Indeed, of the research presented at the late-breaker session, this study is ” the most exciting because it is a whole new class of drug,” said Norah Terrault, MD, of the University of California San Francisco, who was not part of the study but who was one of the moderators of the session. 

For the study, Janssen said, researchers enrolled 36 patients with the difficult-to-treat genotype 1 of hepatitis C and assigned them to placebo or one of three doses of the drug — 3, 5, and 7 mg/kg. 

The patients, none of whom had been previously treated with pegylated interferon and ribavirin, were given five subcutaneous injections of the drug over four weeks and then followed for another 14 weeks. 

The primary endpoint was safety and tolerability, Janssen said, with viral response as a second endpoint. Not all patients have completed the study, so the researchers reported data up to week 10, six weeks after the final dose. 

Adverse events, he said, were “very much balanced” among the arms and over all “there were not a lot of side effects seen here.” Most such events were mild and none led to stopping treatment, he added. 

The only serious adverse event, in a patient receiving the high dose of the drug, was not considered related to treatment, he said. 

In all three arms, the drug resulted in a significant drop in hepatitis C RNA levels, compared with placebo. Specifically: 

The low dose (3 mg/kg) led to a 0.57 IU/mL decline in viral load, which was significant at P=0.0334.

• The medium dose (5 mg/kg) yielded a drop of 2.16 IU/mL, which was significant at P=0.007.

• The high dose (7 mg/kg) led to a decline of 2.73 IU/mL, significant at P<0.001.

Although some patients in the low- and medium-dose arms had been allowed to begin treatment with peginterferon and ribavirin three weeks after their last dose of miravirsen, those taking the high dose were not allowed standard therapy until week 10. 

Janssen said the drop in viral load seen with the high dose at week 10 “is a pure effect of miravirsen.”

The downside of the drug, Terrault told MedPage Today, is that “it has to be given by injection, and that’s always a challenging form of treatment.” 

On the other hand, it appears well tolerated and safe, with good efficacy, so “it might still be part of the mix” of treatment options. “I clearly get the sense it isn’t going to be used solo,” she said. 

The study was supported by Santaris Pharma.

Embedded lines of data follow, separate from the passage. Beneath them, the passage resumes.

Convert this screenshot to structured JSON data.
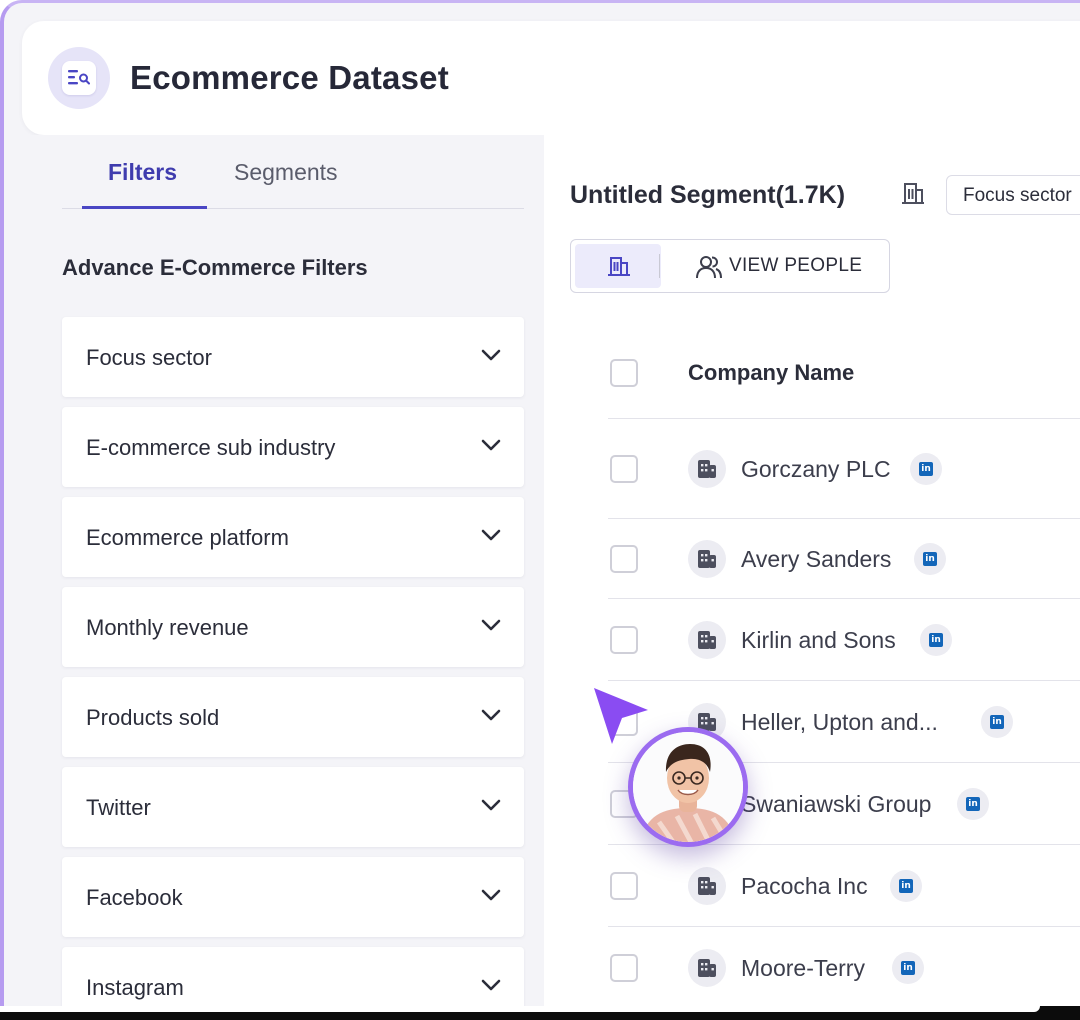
{
  "header": {
    "title": "Ecommerce Dataset",
    "icon": "dataset-search-icon"
  },
  "tabs": [
    {
      "label": "Filters",
      "active": true
    },
    {
      "label": "Segments",
      "active": false
    }
  ],
  "filters": {
    "heading": "Advance E-Commerce Filters",
    "items": [
      {
        "label": "Focus sector"
      },
      {
        "label": "E-commerce sub industry"
      },
      {
        "label": "Ecommerce platform"
      },
      {
        "label": "Monthly revenue"
      },
      {
        "label": "Products sold"
      },
      {
        "label": "Twitter"
      },
      {
        "label": "Facebook"
      },
      {
        "label": "Instagram"
      }
    ]
  },
  "segment": {
    "title": "Untitled Segment(1.7K)",
    "chip": "Focus sector",
    "view_people": "VIEW PEOPLE"
  },
  "table": {
    "column": "Company Name",
    "rows": [
      {
        "name": "Gorczany PLC"
      },
      {
        "name": "Avery Sanders"
      },
      {
        "name": "Kirlin and Sons"
      },
      {
        "name": "Heller, Upton and..."
      },
      {
        "name": "Swaniawski Group"
      },
      {
        "name": "Pacocha Inc"
      },
      {
        "name": "Moore-Terry"
      }
    ]
  },
  "colors": {
    "accent": "#3f3cae",
    "cursor": "#8a4cf2",
    "linkedin": "#1366b9"
  }
}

Janssen reported financial links with the company and one author was employed by the company. 

Terrault reported financial links with Gilead, Pfizer, Genentech, Roche, SciClone, BMS, Novartis, Eisai, and Vertex. 

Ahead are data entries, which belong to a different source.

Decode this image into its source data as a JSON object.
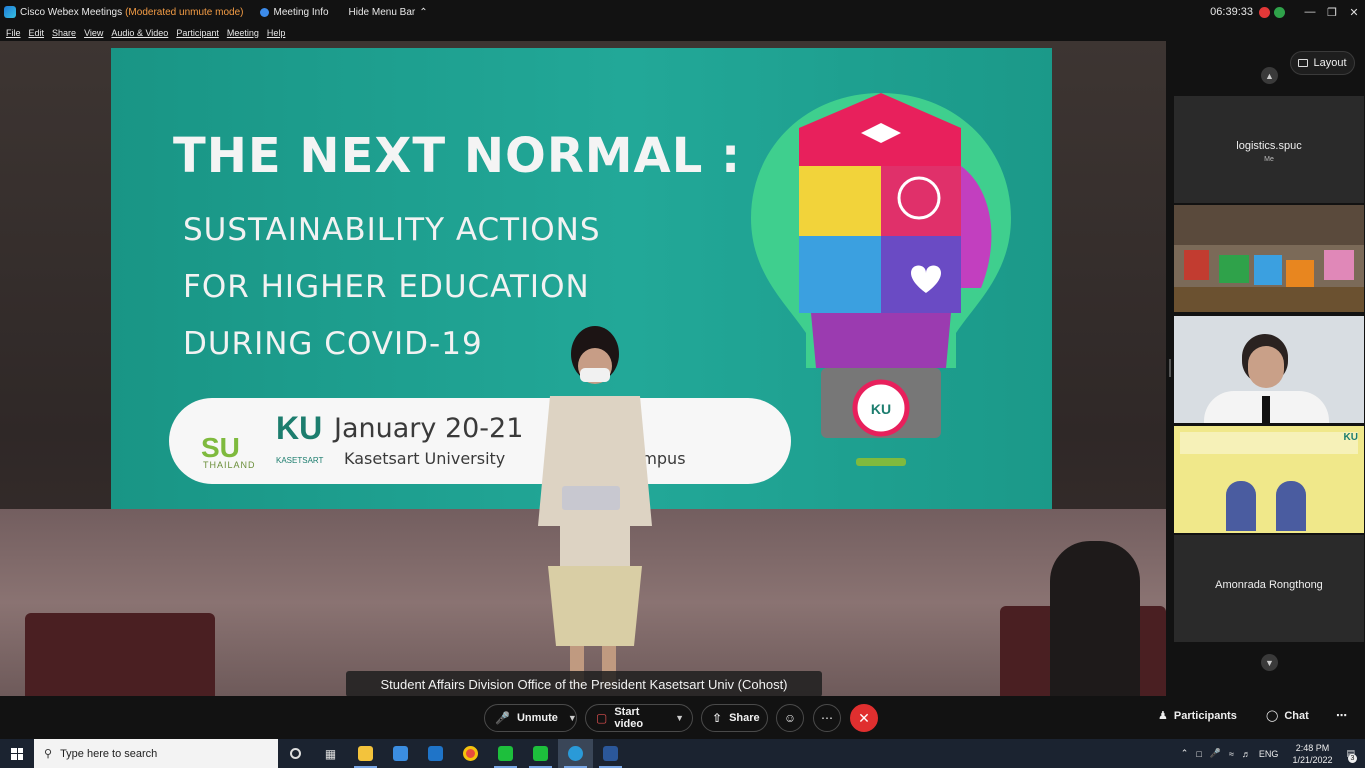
{
  "titlebar": {
    "app_title": "Cisco Webex Meetings",
    "mode": "(Moderated unmute mode)",
    "meeting_info": "Meeting Info",
    "hide_menu_bar": "Hide Menu Bar",
    "clock": "06:39:33"
  },
  "menu": [
    "File",
    "Edit",
    "Share",
    "View",
    "Audio & Video",
    "Participant",
    "Meeting",
    "Help"
  ],
  "slide": {
    "title": "THE NEXT NORMAL :",
    "line1": "SUSTAINABILITY ACTIONS",
    "line2": "FOR HIGHER EDUCATION",
    "line3": "DURING COVID-19",
    "su_logo": "SU",
    "su_sub": "THAILAND",
    "ku_logo": "KU",
    "ku_sub": "KASETSART",
    "date_text": "January 20-21",
    "campus_text": "Kasetsart University",
    "campus_tail": "en Campus",
    "bulb_badge": "KU"
  },
  "active_speaker": "Student Affairs Division Office of the President Kasetsart Univ (Cohost)",
  "panel": {
    "layout_label": "Layout",
    "tiles": [
      {
        "name": "logistics.spuc",
        "sub": "Me"
      },
      {
        "name": "",
        "sub": ""
      },
      {
        "name": "",
        "sub": ""
      },
      {
        "name": "",
        "sub": "",
        "banner_logo": "KU"
      },
      {
        "name": "Amonrada Rongthong",
        "sub": ""
      }
    ]
  },
  "controls": {
    "unmute": "Unmute",
    "start_video": "Start video",
    "share": "Share",
    "participants": "Participants",
    "chat": "Chat"
  },
  "taskbar": {
    "search_placeholder": "Type here to search",
    "lang": "ENG",
    "time": "2:48 PM",
    "date": "1/21/2022",
    "notif_count": "3"
  },
  "colors": {
    "slide_bg": "#1f9e8e",
    "end_button": "#e02f2f",
    "mode_text": "#f39c45"
  }
}
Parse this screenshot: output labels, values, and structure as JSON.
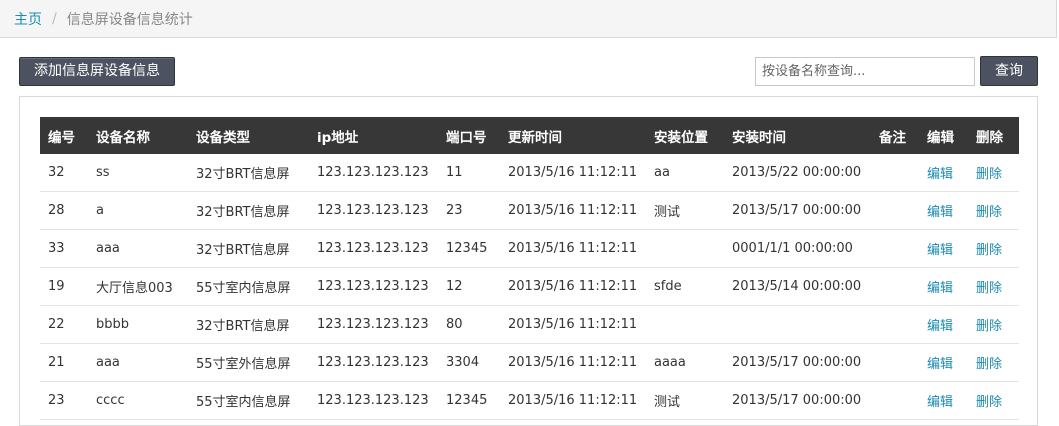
{
  "breadcrumb": {
    "home": "主页",
    "separator": "/",
    "current": "信息屏设备信息统计"
  },
  "toolbar": {
    "add_label": "添加信息屏设备信息",
    "search_placeholder": "按设备名称查询...",
    "search_value": "",
    "search_label": "查询"
  },
  "table": {
    "headers": [
      "编号",
      "设备名称",
      "设备类型",
      "ip地址",
      "端口号",
      "更新时间",
      "安装位置",
      "安装时间",
      "备注",
      "编辑",
      "删除"
    ],
    "rows": [
      {
        "id": "32",
        "name": "ss",
        "type": "32寸BRT信息屏",
        "ip": "123.123.123.123",
        "port": "11",
        "updated": "2013/5/16 11:12:11",
        "location": "aa",
        "installed": "2013/5/22 00:00:00",
        "note": "",
        "edit": "编辑",
        "delete": "删除"
      },
      {
        "id": "28",
        "name": "a",
        "type": "32寸BRT信息屏",
        "ip": "123.123.123.123",
        "port": "23",
        "updated": "2013/5/16 11:12:11",
        "location": "测试",
        "installed": "2013/5/17 00:00:00",
        "note": "",
        "edit": "编辑",
        "delete": "删除"
      },
      {
        "id": "33",
        "name": "aaa",
        "type": "32寸BRT信息屏",
        "ip": "123.123.123.123",
        "port": "12345",
        "updated": "2013/5/16 11:12:11",
        "location": "",
        "installed": "0001/1/1 00:00:00",
        "note": "",
        "edit": "编辑",
        "delete": "删除"
      },
      {
        "id": "19",
        "name": "大厅信息003",
        "type": "55寸室内信息屏",
        "ip": "123.123.123.123",
        "port": "12",
        "updated": "2013/5/16 11:12:11",
        "location": "sfde",
        "installed": "2013/5/14 00:00:00",
        "note": "",
        "edit": "编辑",
        "delete": "删除"
      },
      {
        "id": "22",
        "name": "bbbb",
        "type": "32寸BRT信息屏",
        "ip": "123.123.123.123",
        "port": "80",
        "updated": "2013/5/16 11:12:11",
        "location": "",
        "installed": "",
        "note": "",
        "edit": "编辑",
        "delete": "删除"
      },
      {
        "id": "21",
        "name": "aaa",
        "type": "55寸室外信息屏",
        "ip": "123.123.123.123",
        "port": "3304",
        "updated": "2013/5/16 11:12:11",
        "location": "aaaa",
        "installed": "2013/5/17 00:00:00",
        "note": "",
        "edit": "编辑",
        "delete": "删除"
      },
      {
        "id": "23",
        "name": "cccc",
        "type": "55寸室内信息屏",
        "ip": "123.123.123.123",
        "port": "12345",
        "updated": "2013/5/16 11:12:11",
        "location": "测试",
        "installed": "2013/5/17 00:00:00",
        "note": "",
        "edit": "编辑",
        "delete": "删除"
      }
    ]
  }
}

Primary source: Hepatology

Source reference:

Janssen HL, et al “A randomized, double-blind, placebo (PLB) controlled safety and anti-viral proof of concept study of miravirsen (MIR), an oligonucleotide targeting miR-122, in treatment naive patients with genotype 1 (GT1) chronic HCV infection” Hepatology 2011; Abstract LB-6.

Disclaimer The information presented in this activity is that of the authors and does not necessarily represent the views of the University of Pennsylvania School of Medicine, MedPage Today, and the commercial supporter. Specific medicines discussed in this activity may not yet be approved by the FDA for the use as indicated by the writer or reviewer. Before prescribing any medication, we advise you to review the complete prescribing information, including indications, contraindications, warnings, precautions, and adverse effects. Specific patient care decisions are the responsibility of the healthcare professional caring for the patient. Please review our Terms of Use. © 2004-2011 MedPage Today, LLC. All Rights Reserved.